This is a little tip I learned somewhere that I cannot recall. (I think Cook’s Illustrated?) If you want to break up whole canned tomatoes with as little mess as possible use kitchen scissors to cut them up while they are still in the can. This recipe doesn’t require you break up the tomatoes first but I do it anyway because I can get a little obsessive over smashing the tomatoes later on and I like to give myself a head start. I’ve read that when deciding whether to buy whole or diced or crushed canned tomatoes it’s better to buy whole because there is less processing time before the tomatoes hit the can so they are fresher. I’m not sure if this is true but it’s good to keep in mind. Maybe a taste test is in order?
While I’m here let me just say that I’m totally in love with my no-sharp-edges can opener. I know there are not exactly breaking news but every time I open a can I find myself being gushingly appreciative of not being able to cut my fingers on anything sharp. (Because I did, every time.) I own the Zyliss and have no complaints. Sweethome recommends the OXO Good Grips version. In conclusion: not having the culinary equivalent of a throwing star weapon in your trash is good.
Ok, go, make the easy sauce and feel like a genius.
This post is part of an occasional series that I consider my Freezer Pantry. Here is the link to the category: Freezer Pantry, and here is a list of all the previous posts:
· comments  · 01-12-2015 · categories:food · freezerpantry ·
What’s the best chip+PIN card I can get right now for a trip to Europe? | Ask MetaFilter.
I was addicted to Serial, now what?! by Third Coast – ThingLink.

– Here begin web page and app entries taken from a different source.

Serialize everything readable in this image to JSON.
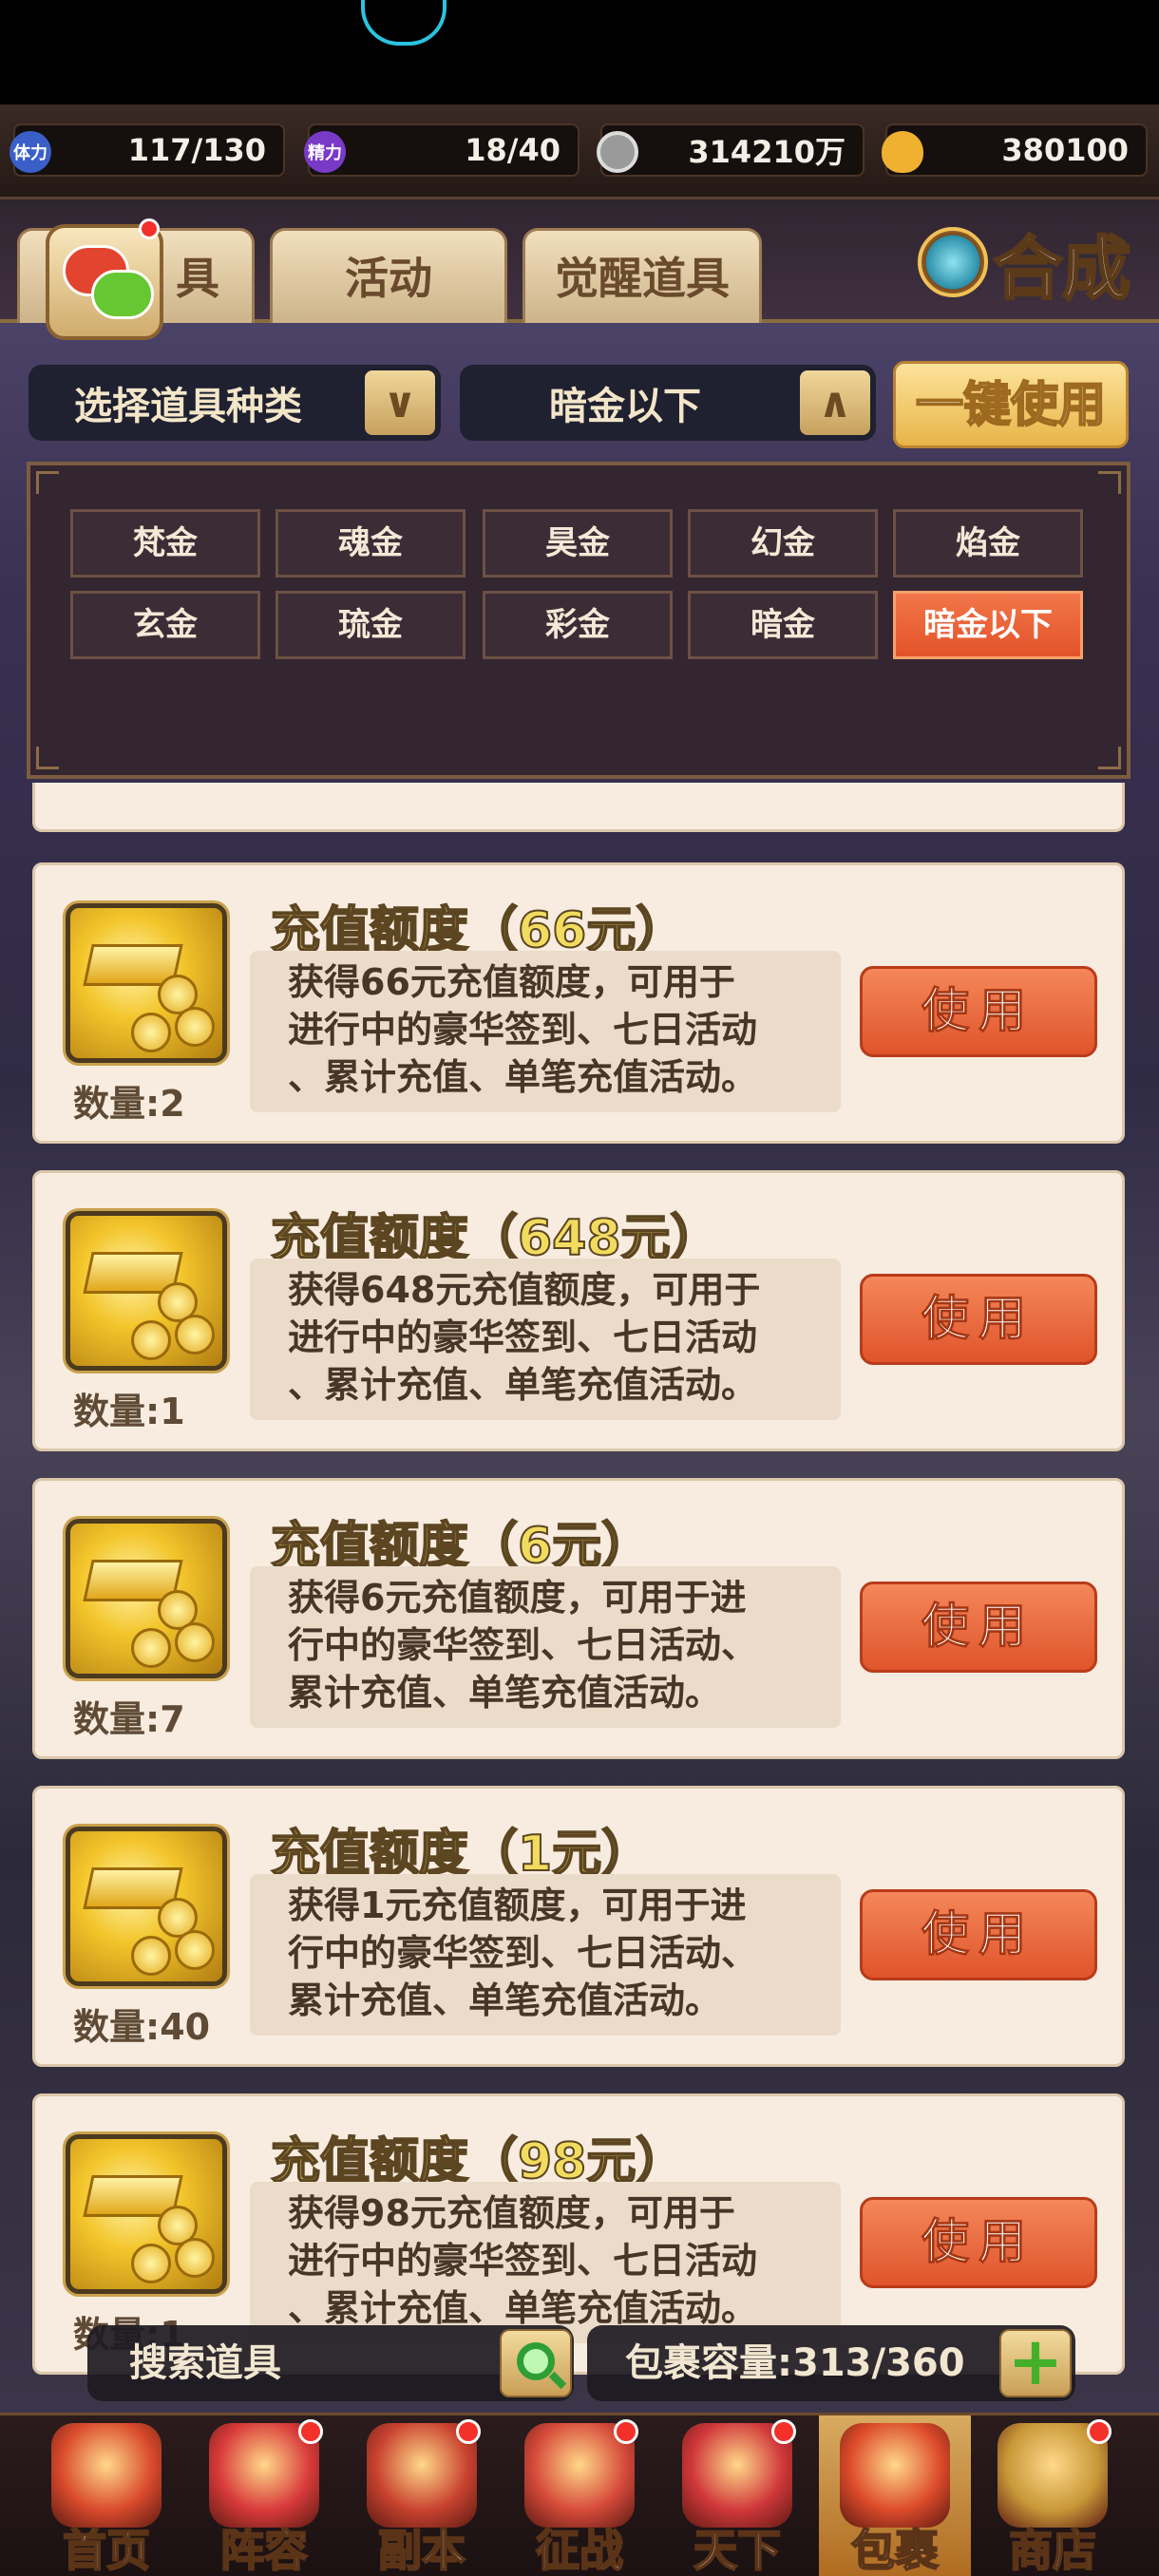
{
  "resources": [
    {
      "icon": "体力",
      "value": "117/130",
      "color": "#3a5fc8"
    },
    {
      "icon": "精力",
      "value": "18/40",
      "color": "#7a3ac8"
    },
    {
      "icon": "coin-icon",
      "value": "314210万",
      "color": "#b8b8b8"
    },
    {
      "icon": "gold-ingot-icon",
      "value": "380100",
      "color": "#f0b030"
    }
  ],
  "tabs": [
    "具",
    "活动",
    "觉醒道具"
  ],
  "hecheng_label": "合成",
  "filter": {
    "type_label": "选择道具种类",
    "grade_label": "暗金以下",
    "onekey_label": "一键使用"
  },
  "grade_options": [
    "梵金",
    "魂金",
    "昊金",
    "幻金",
    "焰金",
    "玄金",
    "琉金",
    "彩金",
    "暗金",
    "暗金以下"
  ],
  "selected_grade": "暗金以下",
  "items": [
    {
      "title": "充值额度（66元）",
      "desc": [
        "获得66元充值额度，可用于",
        "进行中的豪华签到、七日活动",
        "、累计充值、单笔充值活动。"
      ],
      "qty": "数量:2",
      "use_label": "使用"
    },
    {
      "title": "充值额度（648元）",
      "desc": [
        "获得648元充值额度，可用于",
        "进行中的豪华签到、七日活动",
        "、累计充值、单笔充值活动。"
      ],
      "qty": "数量:1",
      "use_label": "使用"
    },
    {
      "title": "充值额度（6元）",
      "desc": [
        "获得6元充值额度，可用于进",
        "行中的豪华签到、七日活动、",
        "累计充值、单笔充值活动。"
      ],
      "qty": "数量:7",
      "use_label": "使用"
    },
    {
      "title": "充值额度（1元）",
      "desc": [
        "获得1元充值额度，可用于进",
        "行中的豪华签到、七日活动、",
        "累计充值、单笔充值活动。"
      ],
      "qty": "数量:40",
      "use_label": "使用"
    },
    {
      "title": "充值额度（98元）",
      "desc": [
        "获得98元充值额度，可用于",
        "进行中的豪华签到、七日活动",
        "、累计充值、单笔充值活动。"
      ],
      "qty": "数量:1",
      "use_label": "使用"
    }
  ],
  "search": {
    "placeholder": "搜索道具"
  },
  "capacity": "包裹容量:313/360",
  "nav": [
    {
      "label": "首页",
      "icon": "palace-icon",
      "color": "#d94a2c",
      "badge": false
    },
    {
      "label": "阵容",
      "icon": "scroll-icon",
      "color": "#d83a3a",
      "badge": true
    },
    {
      "label": "副本",
      "icon": "sword-icon",
      "color": "#c8422f",
      "badge": true
    },
    {
      "label": "征战",
      "icon": "target-icon",
      "color": "#d64a3a",
      "badge": true
    },
    {
      "label": "天下",
      "icon": "banner-icon",
      "color": "#d0373a",
      "badge": true
    },
    {
      "label": "包裹",
      "icon": "bag-icon",
      "color": "#dc4a2a",
      "badge": false
    },
    {
      "label": "商店",
      "icon": "coins-icon",
      "color": "#c89838",
      "badge": true
    }
  ]
}
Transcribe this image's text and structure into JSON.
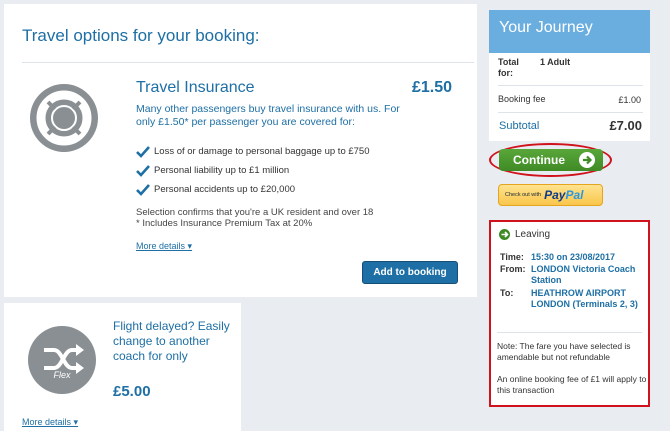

Scent sucker revisited | dooce®. “It kind of smells beachy? Like you spent all day at a beach, but not a lame touristy beach, maybe like some secret cove where Daniel Craig would take Rachel Weisz and then later he’d shower before dinner and put on a crinkly button-down shirt and this is how he would smell.” By Sarah Brown.
The Renovated Cinerama Deserves the Hype | Slog. (Ed note: the Cinerama is a movie theater in Seattle worth treating as something to check out if you’re visiting the city. They have chocolate popcorn. No, really.) “The huge space is now fitted with a 160 speakers, and each speaker is dedicated to a particular sound in a movie. All of this sonic richness is mixed and intensified by Dolby Atmos, a surround sound monster conjured by Dolby Laboratories. The goal of these improvements is of course to stun our senses in a way that no home theater system ever can.” Sold.
· comments  · 01-8-2015 · categories:links · misc ·
Winter Punch Recipe – 101 Cookbooks. Citrus, fresh ginger, gin and rosemary. Yum.
How candy canes are made by hand. at Kottke.
Gluing a gingersnap cottage (like a nerd), at Instructables. Directions on how to make your own sugar glue gun inserts.
Watch the Building of the Most Complicated Gingerbread House Ever | FWx. From the people behind Modernist Cuisine.
Holiday Music 2014 | The Amber Show.
How to Make Christmas Tree Napkin Fold – DIY & Crafts – Handimania. Via Swissmiss.
Why Tory MP is the father of all Bernards – Telegraph. Screenwriter Richard Curtis (Love Actually, Three Weddings and a Funeral, etc) nearly always has a character named Bernard in his films, a character who is treated quite badly, this is why. I’m delighted to know that Bernard and the Genie is also named for this reason.
· comments  · 12-23-2014 · categories:christmas · holidays · misc ·